[DATA FOR REVIEW Boundary: Start]

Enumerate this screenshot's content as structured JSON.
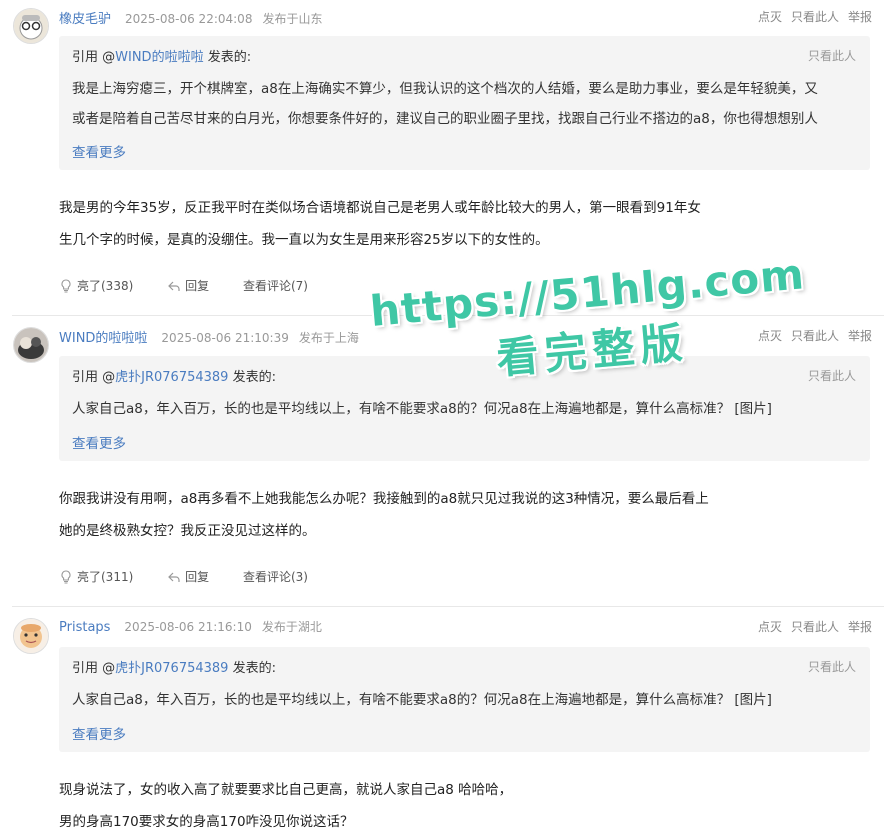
{
  "posts": [
    {
      "username": "橡皮毛驴",
      "time": "2025-08-06 22:04:08",
      "location": "发布于山东",
      "ops": {
        "dislike": "点灭",
        "only_this": "只看此人",
        "report": "举报"
      },
      "quote": {
        "prefix": "引用 @",
        "name": "WIND的啦啦啦",
        "suffix": " 发表的:",
        "only_this": "只看此人",
        "lines": [
          "我是上海穷瘪三，开个棋牌室，a8在上海确实不算少，但我认识的这个档次的人结婚，要么是助力事业，要么是年轻貌美，又",
          "或者是陪着自己苦尽甘来的白月光，你想要条件好的，建议自己的职业圈子里找，找跟自己行业不搭边的a8，你也得想想别人"
        ],
        "more": "查看更多"
      },
      "body": [
        "我是男的今年35岁，反正我平时在类似场合语境都说自己是老男人或年龄比较大的男人，第一眼看到91年女",
        "生几个字的时候，是真的没绷住。我一直以为女生是用来形容25岁以下的女性的。"
      ],
      "actions": {
        "like": "亮了(338)",
        "reply": "回复",
        "view": "查看评论(7)"
      }
    },
    {
      "username": "WIND的啦啦啦",
      "time": "2025-08-06 21:10:39",
      "location": "发布于上海",
      "ops": {
        "dislike": "点灭",
        "only_this": "只看此人",
        "report": "举报"
      },
      "quote": {
        "prefix": "引用 @",
        "name": "虎扑JR076754389",
        "suffix": " 发表的:",
        "only_this": "只看此人",
        "lines": [
          "人家自己a8，年入百万，长的也是平均线以上，有啥不能要求a8的？何况a8在上海遍地都是，算什么高标准？ [图片]"
        ],
        "more": "查看更多"
      },
      "body": [
        "你跟我讲没有用啊，a8再多看不上她我能怎么办呢？我接触到的a8就只见过我说的这3种情况，要么最后看上",
        "她的是终极熟女控？我反正没见过这样的。"
      ],
      "actions": {
        "like": "亮了(311)",
        "reply": "回复",
        "view": "查看评论(3)"
      }
    },
    {
      "username": "Pristaps",
      "time": "2025-08-06 21:16:10",
      "location": "发布于湖北",
      "ops": {
        "dislike": "点灭",
        "only_this": "只看此人",
        "report": "举报"
      },
      "quote": {
        "prefix": "引用 @",
        "name": "虎扑JR076754389",
        "suffix": " 发表的:",
        "only_this": "只看此人",
        "lines": [
          "人家自己a8，年入百万，长的也是平均线以上，有啥不能要求a8的？何况a8在上海遍地都是，算什么高标准？ [图片]"
        ],
        "more": "查看更多"
      },
      "body": [
        "现身说法了，女的收入高了就要要求比自己更高，就说人家自己a8 哈哈哈，",
        "男的身高170要求女的身高170咋没见你说这话？"
      ]
    }
  ],
  "watermark": {
    "line1": "https://51hlg.com",
    "line2": "看完整版"
  },
  "colors": {
    "link": "#4a7cc0",
    "quote_bg": "#f4f4f4",
    "watermark": "#3fc7a5"
  }
}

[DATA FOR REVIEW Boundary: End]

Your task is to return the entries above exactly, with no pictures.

_ANSWER BELOW_.
Enumerate this screenshot's content as structured JSON.
{
  "posts": [
    {
      "username": "橡皮毛驴",
      "time": "2025-08-06 22:04:08",
      "location": "发布于山东",
      "ops": {
        "dislike": "点灭",
        "only_this": "只看此人",
        "report": "举报"
      },
      "quote": {
        "prefix": "引用 @",
        "name": "WIND的啦啦啦",
        "suffix": " 发表的:",
        "only_this": "只看此人",
        "lines": [
          "我是上海穷瘪三，开个棋牌室，a8在上海确实不算少，但我认识的这个档次的人结婚，要么是助力事业，要么是年轻貌美，又",
          "或者是陪着自己苦尽甘来的白月光，你想要条件好的，建议自己的职业圈子里找，找跟自己行业不搭边的a8，你也得想想别人"
        ],
        "more": "查看更多"
      },
      "body": [
        "我是男的今年35岁，反正我平时在类似场合语境都说自己是老男人或年龄比较大的男人，第一眼看到91年女",
        "生几个字的时候，是真的没绷住。我一直以为女生是用来形容25岁以下的女性的。"
      ],
      "actions": {
        "like": "亮了(338)",
        "reply": "回复",
        "view": "查看评论(7)"
      }
    },
    {
      "username": "WIND的啦啦啦",
      "time": "2025-08-06 21:10:39",
      "location": "发布于上海",
      "ops": {
        "dislike": "点灭",
        "only_this": "只看此人",
        "report": "举报"
      },
      "quote": {
        "prefix": "引用 @",
        "name": "虎扑JR076754389",
        "suffix": " 发表的:",
        "only_this": "只看此人",
        "lines": [
          "人家自己a8，年入百万，长的也是平均线以上，有啥不能要求a8的？何况a8在上海遍地都是，算什么高标准？ [图片]"
        ],
        "more": "查看更多"
      },
      "body": [
        "你跟我讲没有用啊，a8再多看不上她我能怎么办呢？我接触到的a8就只见过我说的这3种情况，要么最后看上",
        "她的是终极熟女控？我反正没见过这样的。"
      ],
      "actions": {
        "like": "亮了(311)",
        "reply": "回复",
        "view": "查看评论(3)"
      }
    },
    {
      "username": "Pristaps",
      "time": "2025-08-06 21:16:10",
      "location": "发布于湖北",
      "ops": {
        "dislike": "点灭",
        "only_this": "只看此人",
        "report": "举报"
      },
      "quote": {
        "prefix": "引用 @",
        "name": "虎扑JR076754389",
        "suffix": " 发表的:",
        "only_this": "只看此人",
        "lines": [
          "人家自己a8，年入百万，长的也是平均线以上，有啥不能要求a8的？何况a8在上海遍地都是，算什么高标准？ [图片]"
        ],
        "more": "查看更多"
      },
      "body": [
        "现身说法了，女的收入高了就要要求比自己更高，就说人家自己a8 哈哈哈，",
        "男的身高170要求女的身高170咋没见你说这话？"
      ]
    }
  ],
  "watermark": {
    "line1": "https://51hlg.com",
    "line2": "看完整版"
  },
  "colors": {
    "link": "#4a7cc0",
    "quote_bg": "#f4f4f4",
    "watermark": "#3fc7a5"
  }
}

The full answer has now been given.